Could you copy every record below exactly as it stands?

[Opening Provided data section]

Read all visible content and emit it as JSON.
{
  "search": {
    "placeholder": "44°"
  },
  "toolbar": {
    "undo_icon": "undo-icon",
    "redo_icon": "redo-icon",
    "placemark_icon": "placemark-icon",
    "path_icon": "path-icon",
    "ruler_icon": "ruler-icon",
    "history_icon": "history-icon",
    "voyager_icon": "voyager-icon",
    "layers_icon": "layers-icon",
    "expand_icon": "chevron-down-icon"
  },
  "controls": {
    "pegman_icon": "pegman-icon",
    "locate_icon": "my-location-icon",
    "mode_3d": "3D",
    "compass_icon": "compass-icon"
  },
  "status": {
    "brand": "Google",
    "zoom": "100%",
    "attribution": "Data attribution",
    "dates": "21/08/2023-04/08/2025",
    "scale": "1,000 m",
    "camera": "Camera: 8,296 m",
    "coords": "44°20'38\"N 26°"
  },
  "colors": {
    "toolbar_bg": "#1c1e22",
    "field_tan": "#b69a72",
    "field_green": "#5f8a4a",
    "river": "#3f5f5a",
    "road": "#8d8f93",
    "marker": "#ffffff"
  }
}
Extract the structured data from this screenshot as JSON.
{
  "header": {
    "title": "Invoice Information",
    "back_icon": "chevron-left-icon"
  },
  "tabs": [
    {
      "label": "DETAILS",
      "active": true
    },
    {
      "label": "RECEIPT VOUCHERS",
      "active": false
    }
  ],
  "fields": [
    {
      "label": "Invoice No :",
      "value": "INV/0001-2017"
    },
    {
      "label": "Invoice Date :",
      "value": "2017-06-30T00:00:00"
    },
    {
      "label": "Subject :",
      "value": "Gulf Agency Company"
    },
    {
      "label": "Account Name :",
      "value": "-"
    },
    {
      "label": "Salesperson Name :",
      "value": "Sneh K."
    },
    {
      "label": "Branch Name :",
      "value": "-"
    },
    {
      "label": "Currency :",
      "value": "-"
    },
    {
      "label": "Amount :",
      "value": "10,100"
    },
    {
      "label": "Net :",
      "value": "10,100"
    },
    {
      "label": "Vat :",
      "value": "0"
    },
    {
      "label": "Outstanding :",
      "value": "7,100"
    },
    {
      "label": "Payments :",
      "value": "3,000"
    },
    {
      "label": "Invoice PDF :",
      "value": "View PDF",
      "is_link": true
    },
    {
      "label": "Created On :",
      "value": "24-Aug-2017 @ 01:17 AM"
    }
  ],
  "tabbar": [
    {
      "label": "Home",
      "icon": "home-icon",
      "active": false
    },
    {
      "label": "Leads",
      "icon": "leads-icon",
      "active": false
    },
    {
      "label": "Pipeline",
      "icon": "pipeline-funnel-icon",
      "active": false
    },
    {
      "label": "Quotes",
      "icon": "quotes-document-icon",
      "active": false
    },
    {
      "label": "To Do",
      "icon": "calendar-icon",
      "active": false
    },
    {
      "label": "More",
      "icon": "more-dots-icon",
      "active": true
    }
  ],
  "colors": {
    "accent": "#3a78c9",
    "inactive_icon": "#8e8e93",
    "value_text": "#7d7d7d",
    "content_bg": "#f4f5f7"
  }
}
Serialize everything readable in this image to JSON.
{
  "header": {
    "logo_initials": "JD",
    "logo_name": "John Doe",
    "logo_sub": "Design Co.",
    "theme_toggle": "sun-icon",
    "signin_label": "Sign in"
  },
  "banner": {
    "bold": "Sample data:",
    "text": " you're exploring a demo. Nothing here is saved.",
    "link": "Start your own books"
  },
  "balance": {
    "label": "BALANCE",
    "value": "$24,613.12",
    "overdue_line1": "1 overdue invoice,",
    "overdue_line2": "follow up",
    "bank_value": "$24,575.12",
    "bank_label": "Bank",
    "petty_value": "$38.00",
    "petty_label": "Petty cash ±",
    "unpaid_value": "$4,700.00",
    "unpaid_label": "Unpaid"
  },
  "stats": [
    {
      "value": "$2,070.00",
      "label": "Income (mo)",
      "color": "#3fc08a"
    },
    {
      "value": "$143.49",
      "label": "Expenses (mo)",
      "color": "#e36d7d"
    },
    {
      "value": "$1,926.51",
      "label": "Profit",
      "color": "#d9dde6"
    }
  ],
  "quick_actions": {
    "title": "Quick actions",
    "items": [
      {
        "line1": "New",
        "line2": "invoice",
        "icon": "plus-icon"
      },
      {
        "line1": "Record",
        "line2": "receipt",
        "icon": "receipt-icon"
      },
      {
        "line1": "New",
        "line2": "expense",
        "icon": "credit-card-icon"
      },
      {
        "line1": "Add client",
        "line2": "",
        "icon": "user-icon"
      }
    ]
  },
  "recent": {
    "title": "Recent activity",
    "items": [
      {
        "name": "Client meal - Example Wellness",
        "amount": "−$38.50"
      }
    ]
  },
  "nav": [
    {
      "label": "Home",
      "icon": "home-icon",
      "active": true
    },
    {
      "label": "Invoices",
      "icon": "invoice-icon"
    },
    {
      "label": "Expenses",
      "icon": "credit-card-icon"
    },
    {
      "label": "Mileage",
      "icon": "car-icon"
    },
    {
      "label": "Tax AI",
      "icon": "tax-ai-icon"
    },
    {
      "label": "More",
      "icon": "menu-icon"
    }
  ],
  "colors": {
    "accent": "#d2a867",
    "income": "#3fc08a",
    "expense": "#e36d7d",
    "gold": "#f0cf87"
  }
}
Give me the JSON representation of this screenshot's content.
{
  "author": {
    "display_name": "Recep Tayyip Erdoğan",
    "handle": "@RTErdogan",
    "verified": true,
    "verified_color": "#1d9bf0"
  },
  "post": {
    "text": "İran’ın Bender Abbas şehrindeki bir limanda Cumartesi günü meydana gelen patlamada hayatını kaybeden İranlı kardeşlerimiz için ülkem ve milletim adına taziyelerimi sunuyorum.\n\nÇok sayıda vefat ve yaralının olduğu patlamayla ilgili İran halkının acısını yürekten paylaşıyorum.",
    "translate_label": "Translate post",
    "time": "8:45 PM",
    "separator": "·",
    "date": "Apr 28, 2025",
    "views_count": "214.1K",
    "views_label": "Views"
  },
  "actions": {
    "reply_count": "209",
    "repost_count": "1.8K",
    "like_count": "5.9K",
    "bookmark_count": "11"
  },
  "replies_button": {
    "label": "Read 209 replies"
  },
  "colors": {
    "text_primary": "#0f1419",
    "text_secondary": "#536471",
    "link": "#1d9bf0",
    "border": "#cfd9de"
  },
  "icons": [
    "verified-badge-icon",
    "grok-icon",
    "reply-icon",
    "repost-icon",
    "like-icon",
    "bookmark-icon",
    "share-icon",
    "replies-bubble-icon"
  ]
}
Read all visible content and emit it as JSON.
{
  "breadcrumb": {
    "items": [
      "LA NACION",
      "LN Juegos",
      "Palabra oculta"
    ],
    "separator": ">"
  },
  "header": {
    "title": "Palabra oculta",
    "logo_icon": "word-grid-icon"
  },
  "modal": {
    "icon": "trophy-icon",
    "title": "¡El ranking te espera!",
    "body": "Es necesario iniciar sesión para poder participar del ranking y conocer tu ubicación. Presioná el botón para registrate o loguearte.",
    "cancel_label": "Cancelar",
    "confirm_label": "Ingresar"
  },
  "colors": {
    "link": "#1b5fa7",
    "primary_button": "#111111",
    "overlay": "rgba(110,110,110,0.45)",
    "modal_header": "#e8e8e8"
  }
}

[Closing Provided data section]

**Expected answer:**
Read all visible content and emit it as JSON.
{
  "search": {
    "placeholder": "44°"
  },
  "toolbar": {
    "undo_icon": "undo-icon",
    "redo_icon": "redo-icon",
    "placemark_icon": "placemark-icon",
    "path_icon": "path-icon",
    "ruler_icon": "ruler-icon",
    "history_icon": "history-icon",
    "voyager_icon": "voyager-icon",
    "layers_icon": "layers-icon",
    "expand_icon": "chevron-down-icon"
  },
  "controls": {
    "pegman_icon": "pegman-icon",
    "locate_icon": "my-location-icon",
    "mode_3d": "3D",
    "compass_icon": "compass-icon"
  },
  "status": {
    "brand": "Google",
    "zoom": "100%",
    "attribution": "Data attribution",
    "dates": "21/08/2023-04/08/2025",
    "scale": "1,000 m",
    "camera": "Camera: 8,296 m",
    "coords": "44°20'38\"N 26°"
  },
  "colors": {
    "toolbar_bg": "#1c1e22",
    "field_tan": "#b69a72",
    "field_green": "#5f8a4a",
    "river": "#3f5f5a",
    "road": "#8d8f93",
    "marker": "#ffffff"
  }
}
Extract the structured data from this screenshot as JSON.
{
  "header": {
    "title": "Invoice Information",
    "back_icon": "chevron-left-icon"
  },
  "tabs": [
    {
      "label": "DETAILS",
      "active": true
    },
    {
      "label": "RECEIPT VOUCHERS",
      "active": false
    }
  ],
  "fields": [
    {
      "label": "Invoice No :",
      "value": "INV/0001-2017"
    },
    {
      "label": "Invoice Date :",
      "value": "2017-06-30T00:00:00"
    },
    {
      "label": "Subject :",
      "value": "Gulf Agency Company"
    },
    {
      "label": "Account Name :",
      "value": "-"
    },
    {
      "label": "Salesperson Name :",
      "value": "Sneh K."
    },
    {
      "label": "Branch Name :",
      "value": "-"
    },
    {
      "label": "Currency :",
      "value": "-"
    },
    {
      "label": "Amount :",
      "value": "10,100"
    },
    {
      "label": "Net :",
      "value": "10,100"
    },
    {
      "label": "Vat :",
      "value": "0"
    },
    {
      "label": "Outstanding :",
      "value": "7,100"
    },
    {
      "label": "Payments :",
      "value": "3,000"
    },
    {
      "label": "Invoice PDF :",
      "value": "View PDF",
      "is_link": true
    },
    {
      "label": "Created On :",
      "value": "24-Aug-2017 @ 01:17 AM"
    }
  ],
  "tabbar": [
    {
      "label": "Home",
      "icon": "home-icon",
      "active": false
    },
    {
      "label": "Leads",
      "icon": "leads-icon",
      "active": false
    },
    {
      "label": "Pipeline",
      "icon": "pipeline-funnel-icon",
      "active": false
    },
    {
      "label": "Quotes",
      "icon": "quotes-document-icon",
      "active": false
    },
    {
      "label": "To Do",
      "icon": "calendar-icon",
      "active": false
    },
    {
      "label": "More",
      "icon": "more-dots-icon",
      "active": true
    }
  ],
  "colors": {
    "accent": "#3a78c9",
    "inactive_icon": "#8e8e93",
    "value_text": "#7d7d7d",
    "content_bg": "#f4f5f7"
  }
}
Serialize everything readable in this image to JSON.
{
  "header": {
    "logo_initials": "JD",
    "logo_name": "John Doe",
    "logo_sub": "Design Co.",
    "theme_toggle": "sun-icon",
    "signin_label": "Sign in"
  },
  "banner": {
    "bold": "Sample data:",
    "text": " you're exploring a demo. Nothing here is saved.",
    "link": "Start your own books"
  },
  "balance": {
    "label": "BALANCE",
    "value": "$24,613.12",
    "overdue_line1": "1 overdue invoice,",
    "overdue_line2": "follow up",
    "bank_value": "$24,575.12",
    "bank_label": "Bank",
    "petty_value": "$38.00",
    "petty_label": "Petty cash ±",
    "unpaid_value": "$4,700.00",
    "unpaid_label": "Unpaid"
  },
  "stats": [
    {
      "value": "$2,070.00",
      "label": "Income (mo)",
      "color": "#3fc08a"
    },
    {
      "value": "$143.49",
      "label": "Expenses (mo)",
      "color": "#e36d7d"
    },
    {
      "value": "$1,926.51",
      "label": "Profit",
      "color": "#d9dde6"
    }
  ],
  "quick_actions": {
    "title": "Quick actions",
    "items": [
      {
        "line1": "New",
        "line2": "invoice",
        "icon": "plus-icon"
      },
      {
        "line1": "Record",
        "line2": "receipt",
        "icon": "receipt-icon"
      },
      {
        "line1": "New",
        "line2": "expense",
        "icon": "credit-card-icon"
      },
      {
        "line1": "Add client",
        "line2": "",
        "icon": "user-icon"
      }
    ]
  },
  "recent": {
    "title": "Recent activity",
    "items": [
      {
        "name": "Client meal - Example Wellness",
        "amount": "−$38.50"
      }
    ]
  },
  "nav": [
    {
      "label": "Home",
      "icon": "home-icon",
      "active": true
    },
    {
      "label": "Invoices",
      "icon": "invoice-icon"
    },
    {
      "label": "Expenses",
      "icon": "credit-card-icon"
    },
    {
      "label": "Mileage",
      "icon": "car-icon"
    },
    {
      "label": "Tax AI",
      "icon": "tax-ai-icon"
    },
    {
      "label": "More",
      "icon": "menu-icon"
    }
  ],
  "colors": {
    "accent": "#d2a867",
    "income": "#3fc08a",
    "expense": "#e36d7d",
    "gold": "#f0cf87"
  }
}
Give me the JSON representation of this screenshot's content.
{
  "author": {
    "display_name": "Recep Tayyip Erdoğan",
    "handle": "@RTErdogan",
    "verified": true,
    "verified_color": "#1d9bf0"
  },
  "post": {
    "text": "İran’ın Bender Abbas şehrindeki bir limanda Cumartesi günü meydana gelen patlamada hayatını kaybeden İranlı kardeşlerimiz için ülkem ve milletim adına taziyelerimi sunuyorum.\n\nÇok sayıda vefat ve yaralının olduğu patlamayla ilgili İran halkının acısını yürekten paylaşıyorum.",
    "translate_label": "Translate post",
    "time": "8:45 PM",
    "separator": "·",
    "date": "Apr 28, 2025",
    "views_count": "214.1K",
    "views_label": "Views"
  },
  "actions": {
    "reply_count": "209",
    "repost_count": "1.8K",
    "like_count": "5.9K",
    "bookmark_count": "11"
  },
  "replies_button": {
    "label": "Read 209 replies"
  },
  "colors": {
    "text_primary": "#0f1419",
    "text_secondary": "#536471",
    "link": "#1d9bf0",
    "border": "#cfd9de"
  },
  "icons": [
    "verified-badge-icon",
    "grok-icon",
    "reply-icon",
    "repost-icon",
    "like-icon",
    "bookmark-icon",
    "share-icon",
    "replies-bubble-icon"
  ]
}
Read all visible content and emit it as JSON.
{
  "breadcrumb": {
    "items": [
      "LA NACION",
      "LN Juegos",
      "Palabra oculta"
    ],
    "separator": ">"
  },
  "header": {
    "title": "Palabra oculta",
    "logo_icon": "word-grid-icon"
  },
  "modal": {
    "icon": "trophy-icon",
    "title": "¡El ranking te espera!",
    "body": "Es necesario iniciar sesión para poder participar del ranking y conocer tu ubicación. Presioná el botón para registrate o loguearte.",
    "cancel_label": "Cancelar",
    "confirm_label": "Ingresar"
  },
  "colors": {
    "link": "#1b5fa7",
    "primary_button": "#111111",
    "overlay": "rgba(110,110,110,0.45)",
    "modal_header": "#e8e8e8"
  }
}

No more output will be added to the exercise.